** DATA TO EXAMINE follows **

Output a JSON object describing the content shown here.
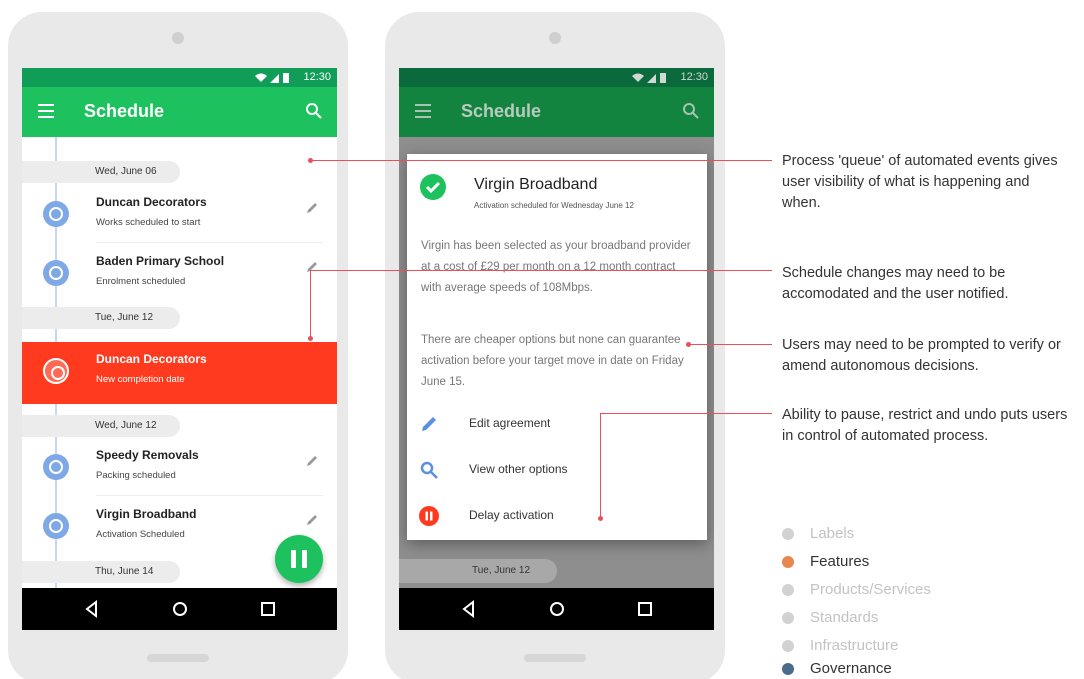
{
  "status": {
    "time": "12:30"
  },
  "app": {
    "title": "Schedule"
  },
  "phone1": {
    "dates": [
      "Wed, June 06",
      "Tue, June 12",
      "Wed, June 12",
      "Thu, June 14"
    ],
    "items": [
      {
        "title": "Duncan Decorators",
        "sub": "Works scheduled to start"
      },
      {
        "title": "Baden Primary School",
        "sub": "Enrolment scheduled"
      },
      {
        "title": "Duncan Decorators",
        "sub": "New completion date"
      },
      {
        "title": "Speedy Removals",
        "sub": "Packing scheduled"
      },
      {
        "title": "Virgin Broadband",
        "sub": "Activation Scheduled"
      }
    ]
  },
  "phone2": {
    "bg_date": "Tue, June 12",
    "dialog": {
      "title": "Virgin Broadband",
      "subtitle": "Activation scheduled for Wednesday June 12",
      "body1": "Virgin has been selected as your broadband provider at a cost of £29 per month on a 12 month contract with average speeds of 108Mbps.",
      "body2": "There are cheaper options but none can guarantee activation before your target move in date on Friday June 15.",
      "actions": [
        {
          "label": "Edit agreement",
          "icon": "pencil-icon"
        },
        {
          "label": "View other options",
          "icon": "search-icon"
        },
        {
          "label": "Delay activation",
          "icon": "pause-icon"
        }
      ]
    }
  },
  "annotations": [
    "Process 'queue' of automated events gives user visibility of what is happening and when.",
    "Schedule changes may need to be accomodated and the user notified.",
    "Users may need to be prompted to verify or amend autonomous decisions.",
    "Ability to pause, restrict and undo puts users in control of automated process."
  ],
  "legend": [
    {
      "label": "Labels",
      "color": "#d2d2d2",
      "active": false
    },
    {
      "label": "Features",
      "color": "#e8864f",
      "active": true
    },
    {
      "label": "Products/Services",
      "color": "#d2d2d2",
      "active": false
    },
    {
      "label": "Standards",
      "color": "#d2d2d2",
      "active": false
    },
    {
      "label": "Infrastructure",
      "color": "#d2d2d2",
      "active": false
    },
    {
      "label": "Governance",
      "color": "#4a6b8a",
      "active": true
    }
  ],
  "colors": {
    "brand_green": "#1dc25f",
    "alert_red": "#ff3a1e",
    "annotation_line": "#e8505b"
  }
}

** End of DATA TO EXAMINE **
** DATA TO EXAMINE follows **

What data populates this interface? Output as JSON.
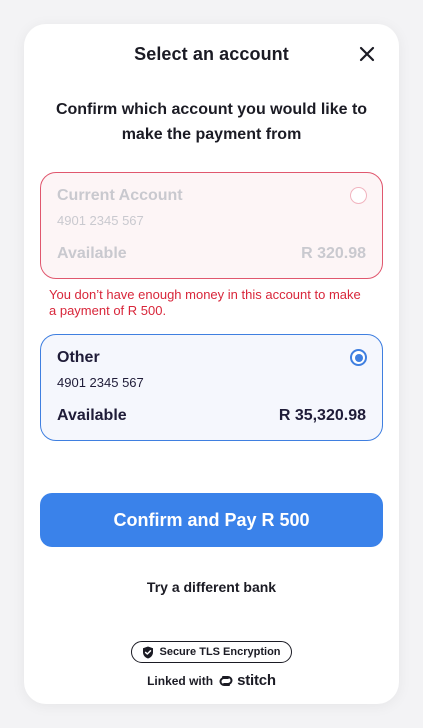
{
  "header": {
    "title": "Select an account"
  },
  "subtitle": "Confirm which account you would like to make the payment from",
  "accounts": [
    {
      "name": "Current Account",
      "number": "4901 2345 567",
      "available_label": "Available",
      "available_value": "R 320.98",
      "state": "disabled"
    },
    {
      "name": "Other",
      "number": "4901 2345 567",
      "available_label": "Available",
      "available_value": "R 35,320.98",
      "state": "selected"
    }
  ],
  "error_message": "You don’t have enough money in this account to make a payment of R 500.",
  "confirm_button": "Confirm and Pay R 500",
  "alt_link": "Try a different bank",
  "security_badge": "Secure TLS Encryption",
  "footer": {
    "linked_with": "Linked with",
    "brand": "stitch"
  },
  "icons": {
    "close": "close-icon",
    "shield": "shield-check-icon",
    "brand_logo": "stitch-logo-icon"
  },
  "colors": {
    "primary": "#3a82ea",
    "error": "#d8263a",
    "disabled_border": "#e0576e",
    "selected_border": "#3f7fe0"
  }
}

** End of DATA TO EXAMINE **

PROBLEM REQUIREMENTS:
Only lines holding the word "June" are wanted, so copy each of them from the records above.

OUTPUT FOR THIS EXERCISE:
      "Wed, June 06",
      "Tue, June 12",
      "Wed, June 12",
      "Thu, June 14"
    "bg_date": "Tue, June 12",
      "subtitle": "Activation scheduled for Wednesday June 12",
      "body2": "There are cheaper options but none can guarantee activation before your target move in date on Friday June 15.",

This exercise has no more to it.